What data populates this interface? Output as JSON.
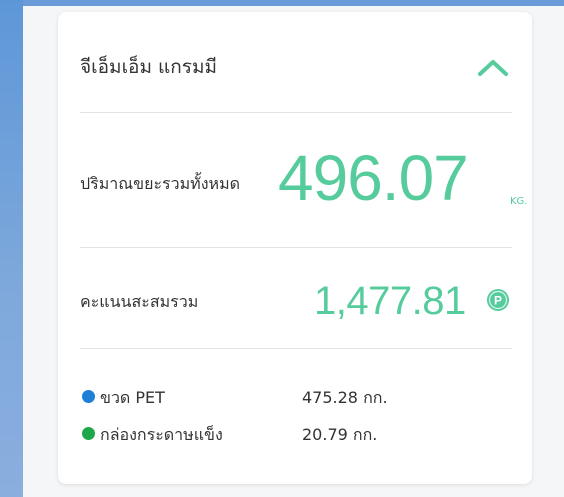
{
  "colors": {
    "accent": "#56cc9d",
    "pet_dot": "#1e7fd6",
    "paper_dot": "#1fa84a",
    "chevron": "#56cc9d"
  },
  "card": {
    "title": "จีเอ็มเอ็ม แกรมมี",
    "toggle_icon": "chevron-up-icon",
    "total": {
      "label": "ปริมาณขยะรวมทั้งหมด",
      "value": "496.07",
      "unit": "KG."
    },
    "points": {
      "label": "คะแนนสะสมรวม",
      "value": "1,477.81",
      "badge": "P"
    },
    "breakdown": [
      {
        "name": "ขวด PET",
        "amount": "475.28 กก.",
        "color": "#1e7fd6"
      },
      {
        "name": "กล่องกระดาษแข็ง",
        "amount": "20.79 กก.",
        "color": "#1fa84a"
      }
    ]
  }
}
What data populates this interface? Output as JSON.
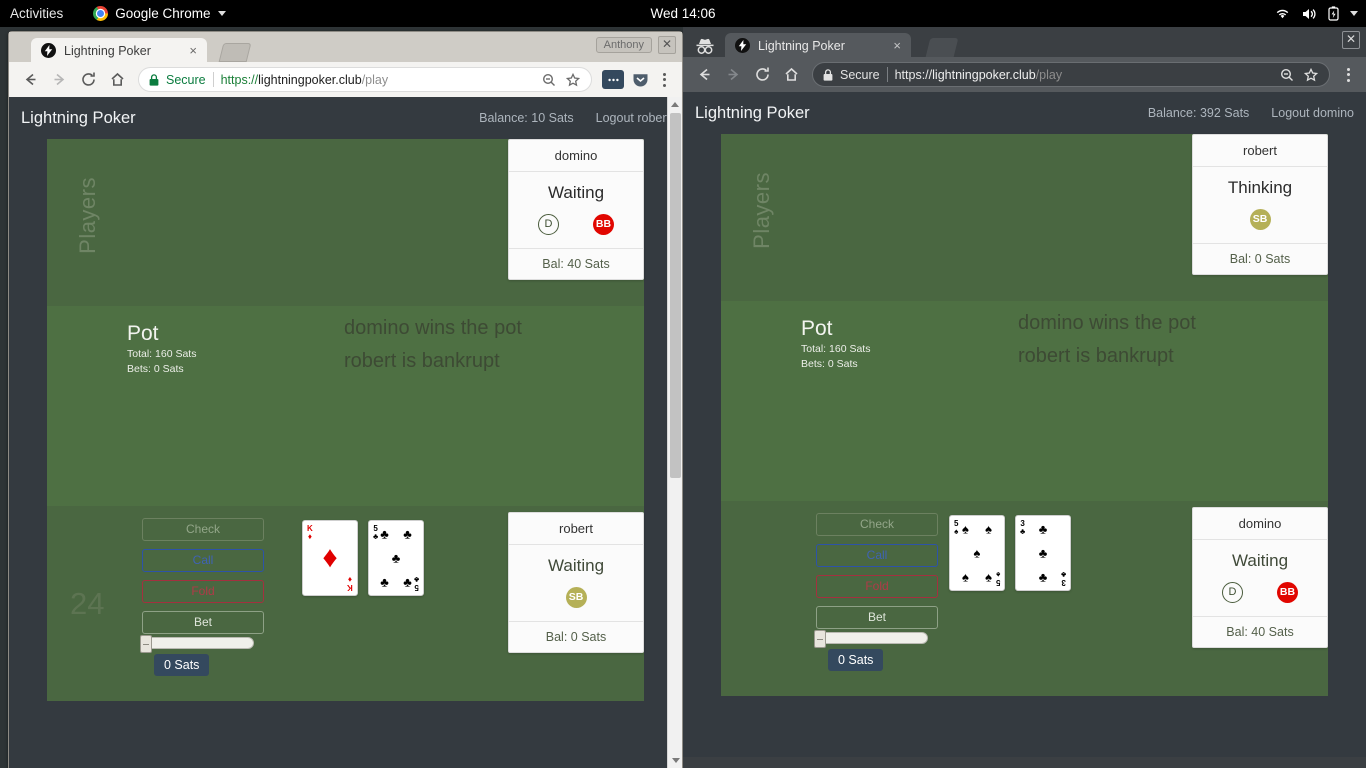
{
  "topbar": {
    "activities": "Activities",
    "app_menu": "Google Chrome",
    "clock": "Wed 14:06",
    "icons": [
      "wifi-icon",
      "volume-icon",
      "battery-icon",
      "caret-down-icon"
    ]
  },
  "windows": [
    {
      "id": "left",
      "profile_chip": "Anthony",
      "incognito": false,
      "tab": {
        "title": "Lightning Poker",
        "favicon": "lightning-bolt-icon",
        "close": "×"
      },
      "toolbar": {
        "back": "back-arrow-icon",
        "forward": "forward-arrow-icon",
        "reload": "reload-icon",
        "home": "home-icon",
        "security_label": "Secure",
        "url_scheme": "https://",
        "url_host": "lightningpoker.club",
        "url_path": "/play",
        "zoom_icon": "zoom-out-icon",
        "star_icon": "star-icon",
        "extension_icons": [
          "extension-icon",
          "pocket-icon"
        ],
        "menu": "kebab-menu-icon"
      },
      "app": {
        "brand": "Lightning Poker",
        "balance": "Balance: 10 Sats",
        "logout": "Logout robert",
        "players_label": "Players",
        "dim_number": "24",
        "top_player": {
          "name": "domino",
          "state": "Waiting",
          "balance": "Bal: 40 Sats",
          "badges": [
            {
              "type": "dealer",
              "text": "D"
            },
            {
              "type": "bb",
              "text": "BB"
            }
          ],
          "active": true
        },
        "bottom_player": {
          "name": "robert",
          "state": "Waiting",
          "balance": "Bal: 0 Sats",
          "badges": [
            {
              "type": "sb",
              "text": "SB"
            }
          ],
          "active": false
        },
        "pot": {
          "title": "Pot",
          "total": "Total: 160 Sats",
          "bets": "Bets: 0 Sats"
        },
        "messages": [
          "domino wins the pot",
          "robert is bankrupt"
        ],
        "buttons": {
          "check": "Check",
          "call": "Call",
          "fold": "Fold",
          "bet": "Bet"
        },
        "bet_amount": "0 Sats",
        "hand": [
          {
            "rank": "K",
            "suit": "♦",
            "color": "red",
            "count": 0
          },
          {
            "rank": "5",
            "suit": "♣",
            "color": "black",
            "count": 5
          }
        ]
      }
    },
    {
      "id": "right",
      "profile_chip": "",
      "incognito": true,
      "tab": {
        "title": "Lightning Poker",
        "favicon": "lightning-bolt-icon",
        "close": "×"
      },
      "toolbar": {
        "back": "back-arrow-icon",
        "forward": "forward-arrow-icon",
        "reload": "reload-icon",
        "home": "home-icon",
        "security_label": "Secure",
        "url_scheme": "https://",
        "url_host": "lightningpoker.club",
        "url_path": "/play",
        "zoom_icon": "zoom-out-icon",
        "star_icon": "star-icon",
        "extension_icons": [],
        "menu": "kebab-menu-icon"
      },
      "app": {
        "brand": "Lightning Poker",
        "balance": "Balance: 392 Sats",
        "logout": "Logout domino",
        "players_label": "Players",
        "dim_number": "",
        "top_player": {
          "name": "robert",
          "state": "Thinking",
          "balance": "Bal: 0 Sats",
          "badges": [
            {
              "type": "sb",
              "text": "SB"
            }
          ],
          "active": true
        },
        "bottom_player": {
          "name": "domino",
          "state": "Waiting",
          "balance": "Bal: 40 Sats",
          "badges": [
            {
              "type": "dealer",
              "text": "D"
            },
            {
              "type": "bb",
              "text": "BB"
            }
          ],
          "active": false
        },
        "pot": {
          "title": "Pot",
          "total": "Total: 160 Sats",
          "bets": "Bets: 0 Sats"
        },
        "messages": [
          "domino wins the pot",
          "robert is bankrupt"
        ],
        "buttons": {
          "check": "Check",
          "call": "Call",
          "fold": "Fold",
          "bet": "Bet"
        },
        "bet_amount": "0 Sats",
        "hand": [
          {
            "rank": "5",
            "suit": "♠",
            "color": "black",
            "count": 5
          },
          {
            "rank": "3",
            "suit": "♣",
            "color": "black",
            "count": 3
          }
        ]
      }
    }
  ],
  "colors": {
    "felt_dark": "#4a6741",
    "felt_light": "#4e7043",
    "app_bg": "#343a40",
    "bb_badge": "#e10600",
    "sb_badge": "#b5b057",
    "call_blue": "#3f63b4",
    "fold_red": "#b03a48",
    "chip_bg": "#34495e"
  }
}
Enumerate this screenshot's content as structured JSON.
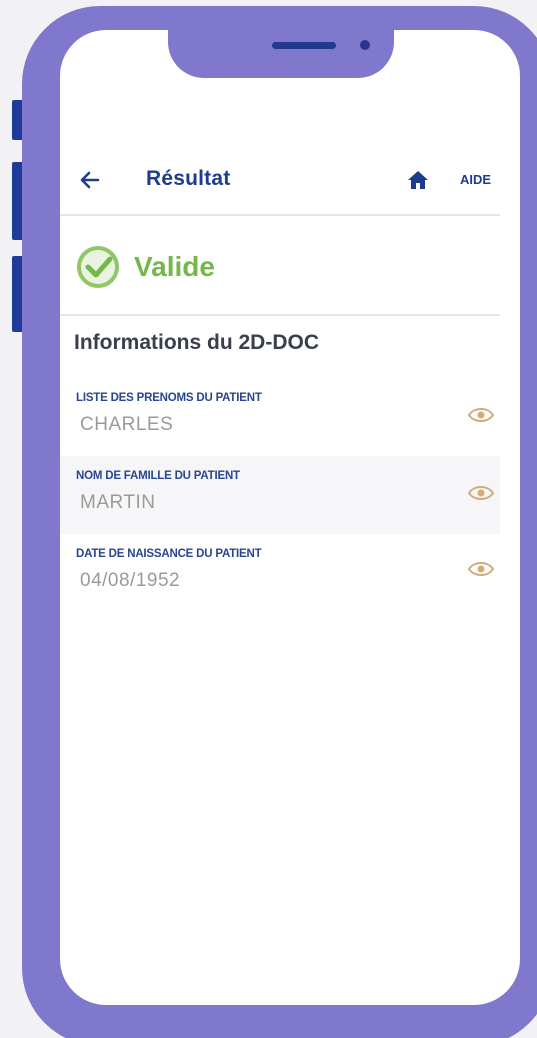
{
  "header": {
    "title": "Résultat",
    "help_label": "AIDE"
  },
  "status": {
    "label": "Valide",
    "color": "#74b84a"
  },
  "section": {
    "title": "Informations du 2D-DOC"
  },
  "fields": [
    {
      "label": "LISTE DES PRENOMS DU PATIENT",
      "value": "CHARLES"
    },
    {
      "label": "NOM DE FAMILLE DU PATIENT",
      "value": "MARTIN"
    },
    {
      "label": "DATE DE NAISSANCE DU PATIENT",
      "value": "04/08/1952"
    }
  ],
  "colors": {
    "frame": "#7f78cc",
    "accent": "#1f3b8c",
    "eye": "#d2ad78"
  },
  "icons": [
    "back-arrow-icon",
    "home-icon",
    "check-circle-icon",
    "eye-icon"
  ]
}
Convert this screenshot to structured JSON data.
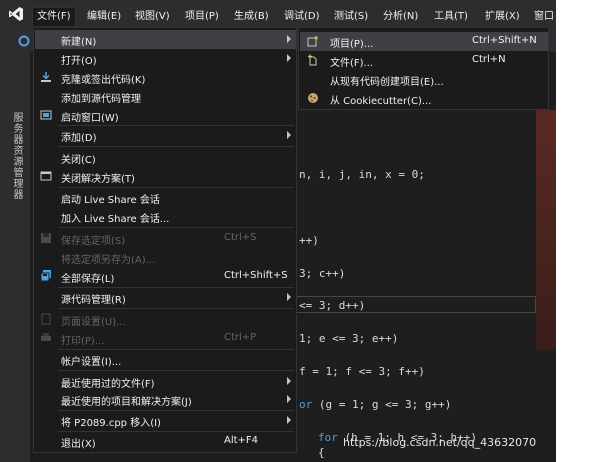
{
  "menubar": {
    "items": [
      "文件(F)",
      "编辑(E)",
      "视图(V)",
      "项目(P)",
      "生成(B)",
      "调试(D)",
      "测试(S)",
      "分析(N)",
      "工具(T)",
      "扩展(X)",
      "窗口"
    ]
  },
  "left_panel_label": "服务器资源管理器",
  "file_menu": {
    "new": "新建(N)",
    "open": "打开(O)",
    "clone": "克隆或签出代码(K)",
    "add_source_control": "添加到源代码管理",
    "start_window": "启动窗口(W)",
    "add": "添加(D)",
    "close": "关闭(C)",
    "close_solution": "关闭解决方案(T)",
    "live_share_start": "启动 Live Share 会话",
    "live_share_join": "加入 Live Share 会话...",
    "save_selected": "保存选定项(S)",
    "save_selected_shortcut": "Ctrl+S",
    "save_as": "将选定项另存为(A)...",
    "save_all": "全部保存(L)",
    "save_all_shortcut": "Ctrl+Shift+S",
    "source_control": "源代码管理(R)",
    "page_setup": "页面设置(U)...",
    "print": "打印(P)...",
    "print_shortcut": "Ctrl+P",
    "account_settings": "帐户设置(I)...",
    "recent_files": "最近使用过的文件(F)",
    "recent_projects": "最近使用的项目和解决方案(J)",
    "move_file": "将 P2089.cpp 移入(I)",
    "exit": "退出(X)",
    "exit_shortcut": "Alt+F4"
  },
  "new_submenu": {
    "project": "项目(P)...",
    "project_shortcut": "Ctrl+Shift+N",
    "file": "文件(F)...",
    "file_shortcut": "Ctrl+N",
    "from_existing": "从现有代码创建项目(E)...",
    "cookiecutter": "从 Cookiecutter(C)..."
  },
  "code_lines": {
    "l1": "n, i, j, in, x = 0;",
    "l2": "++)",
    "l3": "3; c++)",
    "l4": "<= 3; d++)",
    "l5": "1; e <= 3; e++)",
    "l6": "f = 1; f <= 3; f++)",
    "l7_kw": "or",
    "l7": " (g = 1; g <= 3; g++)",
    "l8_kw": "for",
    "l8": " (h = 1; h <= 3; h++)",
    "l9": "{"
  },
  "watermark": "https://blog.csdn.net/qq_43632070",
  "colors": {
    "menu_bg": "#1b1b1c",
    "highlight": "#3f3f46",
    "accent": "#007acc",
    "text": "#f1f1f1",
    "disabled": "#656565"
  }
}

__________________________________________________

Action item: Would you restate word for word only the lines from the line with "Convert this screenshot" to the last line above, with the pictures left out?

Written solution:
Convert this screenshot to structured JSON data.
{
  "menubar": {
    "items": [
      "文件(F)",
      "编辑(E)",
      "视图(V)",
      "项目(P)",
      "生成(B)",
      "调试(D)",
      "测试(S)",
      "分析(N)",
      "工具(T)",
      "扩展(X)",
      "窗口"
    ]
  },
  "left_panel_label": "服务器资源管理器",
  "file_menu": {
    "new": "新建(N)",
    "open": "打开(O)",
    "clone": "克隆或签出代码(K)",
    "add_source_control": "添加到源代码管理",
    "start_window": "启动窗口(W)",
    "add": "添加(D)",
    "close": "关闭(C)",
    "close_solution": "关闭解决方案(T)",
    "live_share_start": "启动 Live Share 会话",
    "live_share_join": "加入 Live Share 会话...",
    "save_selected": "保存选定项(S)",
    "save_selected_shortcut": "Ctrl+S",
    "save_as": "将选定项另存为(A)...",
    "save_all": "全部保存(L)",
    "save_all_shortcut": "Ctrl+Shift+S",
    "source_control": "源代码管理(R)",
    "page_setup": "页面设置(U)...",
    "print": "打印(P)...",
    "print_shortcut": "Ctrl+P",
    "account_settings": "帐户设置(I)...",
    "recent_files": "最近使用过的文件(F)",
    "recent_projects": "最近使用的项目和解决方案(J)",
    "move_file": "将 P2089.cpp 移入(I)",
    "exit": "退出(X)",
    "exit_shortcut": "Alt+F4"
  },
  "new_submenu": {
    "project": "项目(P)...",
    "project_shortcut": "Ctrl+Shift+N",
    "file": "文件(F)...",
    "file_shortcut": "Ctrl+N",
    "from_existing": "从现有代码创建项目(E)...",
    "cookiecutter": "从 Cookiecutter(C)..."
  },
  "code_lines": {
    "l1": "n, i, j, in, x = 0;",
    "l2": "++)",
    "l3": "3; c++)",
    "l4": "<= 3; d++)",
    "l5": "1; e <= 3; e++)",
    "l6": "f = 1; f <= 3; f++)",
    "l7_kw": "or",
    "l7": " (g = 1; g <= 3; g++)",
    "l8_kw": "for",
    "l8": " (h = 1; h <= 3; h++)",
    "l9": "{"
  },
  "watermark": "https://blog.csdn.net/qq_43632070",
  "colors": {
    "menu_bg": "#1b1b1c",
    "highlight": "#3f3f46",
    "accent": "#007acc",
    "text": "#f1f1f1",
    "disabled": "#656565"
  }
}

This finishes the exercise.